As far as the seat and rail go, the seat is cushioned and very comfortable even with extended rowing sessions. The action of the seat on the track is also super smooth so no issues there.
Small and easy to store
It has a large water-filled tank at the front of the machine and it’s made from wood so it’s heavier than an aluminum fan or hydraulic rower.
That being said, with the tank full it weighs about 100-ish lbs. with the majority of the weight concentrated at the front which is also where the wheels are. So while it is heavier, it’s not hard to move it around.
Additionally, it can be stored fully upright. So when you’re done, you can just lift it up and push it against the wall.
When it’s in the upright position, it’s very stable so you don’t have to worry about it randomly falling over. It also takes up a minimal amount of space so you can put it in a corner or somewhere out of the way.
All models come with a 5-year warranty on the frame and they have high weight limits so it’s pretty solid.
The one area that people have reported problems is with the water tank.

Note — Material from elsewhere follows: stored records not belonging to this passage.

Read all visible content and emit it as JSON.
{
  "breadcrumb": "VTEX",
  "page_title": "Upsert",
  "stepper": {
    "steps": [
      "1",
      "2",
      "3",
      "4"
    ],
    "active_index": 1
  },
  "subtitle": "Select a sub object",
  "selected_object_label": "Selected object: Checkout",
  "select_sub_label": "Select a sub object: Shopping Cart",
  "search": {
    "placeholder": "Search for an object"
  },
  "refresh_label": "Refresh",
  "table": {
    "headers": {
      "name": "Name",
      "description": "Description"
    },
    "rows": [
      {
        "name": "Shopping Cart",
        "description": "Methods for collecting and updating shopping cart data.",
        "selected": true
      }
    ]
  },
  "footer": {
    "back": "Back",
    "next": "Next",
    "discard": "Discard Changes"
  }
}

If you put it in an active gym or in a spot where it can be banged into, the tank can spring a leak and if that happens, you have to buy a new tank that is moderately pricey.
That being said, if you’re using it in your house, it’s highly unlikely that you’ll have this issue.
The water rowing machines require a unique type of maintenance. The tank that holds the water can get algae and therefore requires water purification tablets.
WaterRower will provide you with the tablets and you only have to drop one in every 2-3 months so it’s very minimal maintenance, to say the least. That being said, if you forget and do get an algae problem, it’s a bit of a pain to drain the water and refill it.
Concept 2 Model D
The Concept2 Model D is the top rowing machine and widely considered to be the gold standard.
It’s a different experience altogether because it’s an air rower and not a water rower but it’s extremely reliable, has an excellent monitor with programmable workouts, and it breaks down into two pieces for easy transport or to move it out of the way.
Which do I prefer? I like the Concept2 better than the WaterRower but it’s really a personal preference.
The Concept2 doesn’t look as nice as the WaterRower, it doesn’t match the feeling of rowing on water as closely, and it’s noisier. But I like that durability, the foot positioning, and the overall experience of using it. I feel like it’s a better machine for pure fitness.
Mr. Captain Rowing machine
I have not personally used the Mr. Captain rowing machine so I can’t say directly what the experience is like.
However, from a style and functionality perspective, it is very close to the WaterRower and at the time of this writing, it’s a little more affordable. It has a very cool vintage look, a similar monitor, and a dual-rail design.
It’s also highly reviewed so it looks like a solid competitor to the WaterRower and it’s worth checking out
The WaterRower solves the problem of getting a good workout in the comfort of your home and it looks fantastic. You can simply jump on it, start rowing and increase the resistance by rowing harder. It’s a no B.S. rower that’s great for both beginners and athletes.
So would I recommend you buy it? Yes and no.
Yes, you should buy it if you know you want a water rowing machine. In other words, if you know you want a rower that uses water as the means of resistance, then the WaterRower is the top of the line rower in this category.
However, if you know you want a high-end rower that’s versatile and you don’t care what type of resistance it uses, then the Concept2 is my favorite. It’s lightweight, still looks great, and it has a more advanced monitor with programmable workouts, real-time feedback, and some cool bells and whistles. It’s widely considered to be the “gold standard” in rowing machines.
I hope this WaterRower review has been helpful to you and that you either get started in rowing or upgrade your current setup to one of those two machines today. Because, ultimately, you can’t go wrong with either one of these tops of the line rowers.